Rheological parameters (viscosity, creep compliance and elasticity) play an important role in cell function and viability. For this reason different strategies have been developed for their study. In this work, two new microrheometric techniques are presented. Both methods take advantage of the analysis of the polarized emission of an upconverting particle to determine its orientation inside the optical trap. Upconverting particles are optical materials that are able to convert infrared radiation into visible light. Their usefulness has been further boosted by the recent demonstration of their three-dimensional control and tracking by single beam infrared optical traps. In this work it is demonstrated that optical torques are responsible of the stable orientation of the upconverting particle inside the trap. Moreover, numerical calculations and experimental data allowed to use the rotation dynamics of the optically trapped upconverting particle for environmental sensing. In particular, the cytoplasm viscosity could be measured by using the rotation time and thermal fluctuations of an intracellular optically trapped upconverting particle, by means of the two previously mentioned microrheometric techniques.
Luminescence of a single upconverting particle (NaYF<sub>4</sub>:Er<sup>3+</sup>,Yb<sup>3+</sup>) can be used to determine the optical trap temperature due to the partial absorption of the trapping beam either by the medium (water) or the optically trapped particle itself. This fact is an important drawback can be reduced by shifting the trapping wavelength out of the water absorption band, or by using time-modulated laser trapping beams.

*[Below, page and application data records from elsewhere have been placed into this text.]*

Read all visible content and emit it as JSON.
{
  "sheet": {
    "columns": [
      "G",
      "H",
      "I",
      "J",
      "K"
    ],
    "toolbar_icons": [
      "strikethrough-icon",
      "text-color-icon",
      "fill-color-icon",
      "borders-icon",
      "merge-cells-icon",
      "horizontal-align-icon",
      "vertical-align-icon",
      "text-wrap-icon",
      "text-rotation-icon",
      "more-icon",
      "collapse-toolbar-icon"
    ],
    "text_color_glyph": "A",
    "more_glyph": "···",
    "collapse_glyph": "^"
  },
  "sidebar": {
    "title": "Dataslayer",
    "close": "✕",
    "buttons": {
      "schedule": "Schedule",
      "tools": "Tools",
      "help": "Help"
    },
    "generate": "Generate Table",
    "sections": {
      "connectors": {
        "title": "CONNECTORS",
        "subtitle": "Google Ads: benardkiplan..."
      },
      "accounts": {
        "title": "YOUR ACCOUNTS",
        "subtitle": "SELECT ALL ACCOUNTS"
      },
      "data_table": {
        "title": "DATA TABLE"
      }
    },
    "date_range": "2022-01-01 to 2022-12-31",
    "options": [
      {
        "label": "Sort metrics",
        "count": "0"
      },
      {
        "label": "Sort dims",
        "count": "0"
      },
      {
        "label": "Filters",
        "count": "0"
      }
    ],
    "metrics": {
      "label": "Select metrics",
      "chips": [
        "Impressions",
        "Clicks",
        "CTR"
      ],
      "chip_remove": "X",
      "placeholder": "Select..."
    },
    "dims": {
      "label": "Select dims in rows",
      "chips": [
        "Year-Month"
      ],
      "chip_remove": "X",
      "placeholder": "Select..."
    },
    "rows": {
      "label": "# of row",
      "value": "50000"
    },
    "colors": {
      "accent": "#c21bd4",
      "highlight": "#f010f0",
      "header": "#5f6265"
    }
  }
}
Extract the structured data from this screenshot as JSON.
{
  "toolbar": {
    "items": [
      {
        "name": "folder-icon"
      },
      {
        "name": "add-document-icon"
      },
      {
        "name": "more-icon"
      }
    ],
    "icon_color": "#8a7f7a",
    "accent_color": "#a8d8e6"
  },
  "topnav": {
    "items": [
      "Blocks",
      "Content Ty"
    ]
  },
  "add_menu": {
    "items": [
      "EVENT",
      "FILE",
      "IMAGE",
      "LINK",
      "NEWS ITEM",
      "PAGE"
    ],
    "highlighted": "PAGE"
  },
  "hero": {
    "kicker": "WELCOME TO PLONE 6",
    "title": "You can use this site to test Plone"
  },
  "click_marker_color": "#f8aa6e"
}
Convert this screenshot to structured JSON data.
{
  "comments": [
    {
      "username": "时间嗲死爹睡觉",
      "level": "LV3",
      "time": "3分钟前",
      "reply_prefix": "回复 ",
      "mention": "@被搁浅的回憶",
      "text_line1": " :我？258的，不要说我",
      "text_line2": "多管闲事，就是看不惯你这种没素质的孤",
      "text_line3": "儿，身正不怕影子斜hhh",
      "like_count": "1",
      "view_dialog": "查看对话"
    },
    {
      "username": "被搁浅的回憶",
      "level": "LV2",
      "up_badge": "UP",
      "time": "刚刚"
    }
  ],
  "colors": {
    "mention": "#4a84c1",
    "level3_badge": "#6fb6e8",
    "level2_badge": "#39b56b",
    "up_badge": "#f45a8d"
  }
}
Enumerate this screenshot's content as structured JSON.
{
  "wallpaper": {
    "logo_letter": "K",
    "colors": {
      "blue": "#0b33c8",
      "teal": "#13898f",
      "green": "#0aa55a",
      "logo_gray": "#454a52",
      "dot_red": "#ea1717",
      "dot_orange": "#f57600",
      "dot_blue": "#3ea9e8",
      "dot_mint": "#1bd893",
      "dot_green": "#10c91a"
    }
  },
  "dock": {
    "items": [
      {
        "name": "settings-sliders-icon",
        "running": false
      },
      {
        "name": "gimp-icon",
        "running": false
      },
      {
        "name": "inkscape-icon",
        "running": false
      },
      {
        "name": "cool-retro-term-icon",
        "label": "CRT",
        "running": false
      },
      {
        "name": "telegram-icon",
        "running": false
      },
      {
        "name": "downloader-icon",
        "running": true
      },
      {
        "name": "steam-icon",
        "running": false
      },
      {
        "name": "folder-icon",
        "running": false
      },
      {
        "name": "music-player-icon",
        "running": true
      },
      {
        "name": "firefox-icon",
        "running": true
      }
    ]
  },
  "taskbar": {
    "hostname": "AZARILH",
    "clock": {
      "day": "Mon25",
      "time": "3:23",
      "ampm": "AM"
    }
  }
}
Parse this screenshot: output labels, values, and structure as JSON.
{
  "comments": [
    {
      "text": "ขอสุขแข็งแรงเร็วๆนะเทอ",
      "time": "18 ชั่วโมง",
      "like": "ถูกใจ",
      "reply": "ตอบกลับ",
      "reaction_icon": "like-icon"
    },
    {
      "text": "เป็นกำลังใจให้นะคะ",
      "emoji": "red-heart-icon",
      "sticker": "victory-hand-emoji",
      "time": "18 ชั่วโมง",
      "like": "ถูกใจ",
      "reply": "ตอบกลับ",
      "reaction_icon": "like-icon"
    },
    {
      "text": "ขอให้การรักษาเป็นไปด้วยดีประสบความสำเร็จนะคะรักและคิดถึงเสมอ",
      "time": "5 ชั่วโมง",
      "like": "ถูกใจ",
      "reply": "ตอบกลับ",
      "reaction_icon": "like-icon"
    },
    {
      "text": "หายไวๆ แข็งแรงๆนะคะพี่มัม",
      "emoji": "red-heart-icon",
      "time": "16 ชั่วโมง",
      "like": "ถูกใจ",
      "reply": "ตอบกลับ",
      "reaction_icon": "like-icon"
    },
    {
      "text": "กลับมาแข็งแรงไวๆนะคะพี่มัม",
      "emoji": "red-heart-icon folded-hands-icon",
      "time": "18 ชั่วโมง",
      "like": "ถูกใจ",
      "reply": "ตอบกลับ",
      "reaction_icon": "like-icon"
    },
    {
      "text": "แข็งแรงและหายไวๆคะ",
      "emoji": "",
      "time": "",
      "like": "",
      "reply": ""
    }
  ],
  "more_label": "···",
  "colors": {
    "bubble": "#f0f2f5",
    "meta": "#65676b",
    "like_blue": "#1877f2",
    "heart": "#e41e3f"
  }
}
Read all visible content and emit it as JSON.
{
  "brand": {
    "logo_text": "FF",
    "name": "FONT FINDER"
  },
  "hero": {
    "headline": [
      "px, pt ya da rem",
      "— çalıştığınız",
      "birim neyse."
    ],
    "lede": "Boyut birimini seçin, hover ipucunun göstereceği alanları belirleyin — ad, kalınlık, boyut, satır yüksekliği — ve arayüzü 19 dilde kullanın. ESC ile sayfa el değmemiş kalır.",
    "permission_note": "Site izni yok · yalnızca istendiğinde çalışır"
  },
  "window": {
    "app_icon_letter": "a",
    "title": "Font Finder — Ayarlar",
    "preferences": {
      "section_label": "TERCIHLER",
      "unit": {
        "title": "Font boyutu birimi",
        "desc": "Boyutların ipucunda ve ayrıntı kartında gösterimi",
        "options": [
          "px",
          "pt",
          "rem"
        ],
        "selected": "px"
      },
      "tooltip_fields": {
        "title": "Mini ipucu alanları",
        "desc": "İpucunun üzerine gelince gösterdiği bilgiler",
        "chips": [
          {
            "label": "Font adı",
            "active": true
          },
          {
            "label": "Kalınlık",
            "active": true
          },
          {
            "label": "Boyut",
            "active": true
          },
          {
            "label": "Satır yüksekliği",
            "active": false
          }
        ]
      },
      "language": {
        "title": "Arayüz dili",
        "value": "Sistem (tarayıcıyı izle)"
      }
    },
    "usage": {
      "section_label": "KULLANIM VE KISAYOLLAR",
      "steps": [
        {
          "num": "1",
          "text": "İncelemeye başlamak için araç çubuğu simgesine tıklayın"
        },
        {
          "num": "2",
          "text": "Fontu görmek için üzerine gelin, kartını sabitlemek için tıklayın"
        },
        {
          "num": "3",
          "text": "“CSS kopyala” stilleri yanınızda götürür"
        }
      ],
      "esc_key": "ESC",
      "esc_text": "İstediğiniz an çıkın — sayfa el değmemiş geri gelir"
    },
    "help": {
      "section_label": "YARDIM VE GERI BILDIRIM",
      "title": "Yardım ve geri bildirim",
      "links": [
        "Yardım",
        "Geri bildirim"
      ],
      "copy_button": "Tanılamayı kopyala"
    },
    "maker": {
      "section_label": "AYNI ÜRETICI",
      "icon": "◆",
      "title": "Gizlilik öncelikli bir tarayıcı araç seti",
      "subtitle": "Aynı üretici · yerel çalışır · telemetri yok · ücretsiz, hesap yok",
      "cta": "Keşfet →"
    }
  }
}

Both approaches have been studied and the results have shown that the thermal loading due to the trapping radiation can be minimized.